**INFORMATION SUPPLIED:**
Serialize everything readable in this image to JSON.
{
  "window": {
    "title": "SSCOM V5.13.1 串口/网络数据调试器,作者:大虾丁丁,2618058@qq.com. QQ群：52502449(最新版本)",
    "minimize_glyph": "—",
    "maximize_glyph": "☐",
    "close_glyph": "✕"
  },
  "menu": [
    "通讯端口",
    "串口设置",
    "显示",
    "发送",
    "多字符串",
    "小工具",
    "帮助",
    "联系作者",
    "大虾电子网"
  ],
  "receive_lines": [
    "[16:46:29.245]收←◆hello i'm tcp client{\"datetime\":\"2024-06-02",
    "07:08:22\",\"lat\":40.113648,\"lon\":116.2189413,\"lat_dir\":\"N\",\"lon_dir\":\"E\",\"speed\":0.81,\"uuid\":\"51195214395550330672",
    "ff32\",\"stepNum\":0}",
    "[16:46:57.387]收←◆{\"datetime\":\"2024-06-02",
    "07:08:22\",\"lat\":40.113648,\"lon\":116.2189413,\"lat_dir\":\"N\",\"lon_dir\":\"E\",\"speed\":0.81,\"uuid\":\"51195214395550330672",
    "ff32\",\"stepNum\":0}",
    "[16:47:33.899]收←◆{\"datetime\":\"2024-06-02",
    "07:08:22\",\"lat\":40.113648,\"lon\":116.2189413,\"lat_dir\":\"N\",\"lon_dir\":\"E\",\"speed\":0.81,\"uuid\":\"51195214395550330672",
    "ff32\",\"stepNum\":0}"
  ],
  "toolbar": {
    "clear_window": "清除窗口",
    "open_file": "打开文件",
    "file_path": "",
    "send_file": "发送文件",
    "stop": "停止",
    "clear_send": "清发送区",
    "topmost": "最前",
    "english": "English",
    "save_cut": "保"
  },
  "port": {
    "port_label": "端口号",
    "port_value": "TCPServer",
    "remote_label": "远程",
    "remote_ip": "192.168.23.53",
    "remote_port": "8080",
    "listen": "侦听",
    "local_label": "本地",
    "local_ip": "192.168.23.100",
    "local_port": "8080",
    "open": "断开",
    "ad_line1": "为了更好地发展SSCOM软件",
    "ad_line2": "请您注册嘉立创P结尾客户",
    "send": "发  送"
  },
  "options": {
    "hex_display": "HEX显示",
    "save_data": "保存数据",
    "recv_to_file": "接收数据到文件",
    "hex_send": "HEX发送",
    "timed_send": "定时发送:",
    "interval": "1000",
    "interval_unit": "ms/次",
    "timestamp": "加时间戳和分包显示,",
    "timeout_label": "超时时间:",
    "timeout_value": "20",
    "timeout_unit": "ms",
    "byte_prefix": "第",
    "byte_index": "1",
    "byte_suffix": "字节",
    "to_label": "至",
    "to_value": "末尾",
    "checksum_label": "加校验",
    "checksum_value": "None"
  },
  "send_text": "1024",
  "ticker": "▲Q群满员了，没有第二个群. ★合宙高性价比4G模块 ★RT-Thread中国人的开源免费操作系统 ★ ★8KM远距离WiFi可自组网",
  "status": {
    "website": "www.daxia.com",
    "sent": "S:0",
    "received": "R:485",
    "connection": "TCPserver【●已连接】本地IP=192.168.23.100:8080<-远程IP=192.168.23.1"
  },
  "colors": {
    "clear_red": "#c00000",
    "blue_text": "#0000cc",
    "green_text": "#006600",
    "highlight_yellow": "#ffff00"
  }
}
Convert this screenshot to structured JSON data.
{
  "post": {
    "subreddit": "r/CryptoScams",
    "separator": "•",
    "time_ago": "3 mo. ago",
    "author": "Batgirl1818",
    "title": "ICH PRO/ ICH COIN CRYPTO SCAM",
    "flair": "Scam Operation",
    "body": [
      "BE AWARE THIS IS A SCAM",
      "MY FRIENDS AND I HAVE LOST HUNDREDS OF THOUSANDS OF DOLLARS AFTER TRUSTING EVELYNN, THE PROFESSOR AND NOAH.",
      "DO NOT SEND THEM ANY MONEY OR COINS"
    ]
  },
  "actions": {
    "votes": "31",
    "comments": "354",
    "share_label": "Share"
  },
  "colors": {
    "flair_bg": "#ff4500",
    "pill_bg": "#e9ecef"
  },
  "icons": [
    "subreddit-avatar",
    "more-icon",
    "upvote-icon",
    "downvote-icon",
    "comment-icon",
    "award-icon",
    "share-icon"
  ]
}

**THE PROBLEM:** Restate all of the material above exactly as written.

**OUTPUT OF THE EXERCISE:**
Serialize everything readable in this image to JSON.
{
  "window": {
    "title": "SSCOM V5.13.1 串口/网络数据调试器,作者:大虾丁丁,2618058@qq.com. QQ群：52502449(最新版本)",
    "minimize_glyph": "—",
    "maximize_glyph": "☐",
    "close_glyph": "✕"
  },
  "menu": [
    "通讯端口",
    "串口设置",
    "显示",
    "发送",
    "多字符串",
    "小工具",
    "帮助",
    "联系作者",
    "大虾电子网"
  ],
  "receive_lines": [
    "[16:46:29.245]收←◆hello i'm tcp client{\"datetime\":\"2024-06-02",
    "07:08:22\",\"lat\":40.113648,\"lon\":116.2189413,\"lat_dir\":\"N\",\"lon_dir\":\"E\",\"speed\":0.81,\"uuid\":\"51195214395550330672",
    "ff32\",\"stepNum\":0}",
    "[16:46:57.387]收←◆{\"datetime\":\"2024-06-02",
    "07:08:22\",\"lat\":40.113648,\"lon\":116.2189413,\"lat_dir\":\"N\",\"lon_dir\":\"E\",\"speed\":0.81,\"uuid\":\"51195214395550330672",
    "ff32\",\"stepNum\":0}",
    "[16:47:33.899]收←◆{\"datetime\":\"2024-06-02",
    "07:08:22\",\"lat\":40.113648,\"lon\":116.2189413,\"lat_dir\":\"N\",\"lon_dir\":\"E\",\"speed\":0.81,\"uuid\":\"51195214395550330672",
    "ff32\",\"stepNum\":0}"
  ],
  "toolbar": {
    "clear_window": "清除窗口",
    "open_file": "打开文件",
    "file_path": "",
    "send_file": "发送文件",
    "stop": "停止",
    "clear_send": "清发送区",
    "topmost": "最前",
    "english": "English",
    "save_cut": "保"
  },
  "port": {
    "port_label": "端口号",
    "port_value": "TCPServer",
    "remote_label": "远程",
    "remote_ip": "192.168.23.53",
    "remote_port": "8080",
    "listen": "侦听",
    "local_label": "本地",
    "local_ip": "192.168.23.100",
    "local_port": "8080",
    "open": "断开",
    "ad_line1": "为了更好地发展SSCOM软件",
    "ad_line2": "请您注册嘉立创P结尾客户",
    "send": "发  送"
  },
  "options": {
    "hex_display": "HEX显示",
    "save_data": "保存数据",
    "recv_to_file": "接收数据到文件",
    "hex_send": "HEX发送",
    "timed_send": "定时发送:",
    "interval": "1000",
    "interval_unit": "ms/次",
    "timestamp": "加时间戳和分包显示,",
    "timeout_label": "超时时间:",
    "timeout_value": "20",
    "timeout_unit": "ms",
    "byte_prefix": "第",
    "byte_index": "1",
    "byte_suffix": "字节",
    "to_label": "至",
    "to_value": "末尾",
    "checksum_label": "加校验",
    "checksum_value": "None"
  },
  "send_text": "1024",
  "ticker": "▲Q群满员了，没有第二个群. ★合宙高性价比4G模块 ★RT-Thread中国人的开源免费操作系统 ★ ★8KM远距离WiFi可自组网",
  "status": {
    "website": "www.daxia.com",
    "sent": "S:0",
    "received": "R:485",
    "connection": "TCPserver【●已连接】本地IP=192.168.23.100:8080<-远程IP=192.168.23.1"
  },
  "colors": {
    "clear_red": "#c00000",
    "blue_text": "#0000cc",
    "green_text": "#006600",
    "highlight_yellow": "#ffff00"
  }
}
Convert this screenshot to structured JSON data.
{
  "post": {
    "subreddit": "r/CryptoScams",
    "separator": "•",
    "time_ago": "3 mo. ago",
    "author": "Batgirl1818",
    "title": "ICH PRO/ ICH COIN CRYPTO SCAM",
    "flair": "Scam Operation",
    "body": [
      "BE AWARE THIS IS A SCAM",
      "MY FRIENDS AND I HAVE LOST HUNDREDS OF THOUSANDS OF DOLLARS AFTER TRUSTING EVELYNN, THE PROFESSOR AND NOAH.",
      "DO NOT SEND THEM ANY MONEY OR COINS"
    ]
  },
  "actions": {
    "votes": "31",
    "comments": "354",
    "share_label": "Share"
  },
  "colors": {
    "flair_bg": "#ff4500",
    "pill_bg": "#e9ecef"
  },
  "icons": [
    "subreddit-avatar",
    "more-icon",
    "upvote-icon",
    "downvote-icon",
    "comment-icon",
    "award-icon",
    "share-icon"
  ]
}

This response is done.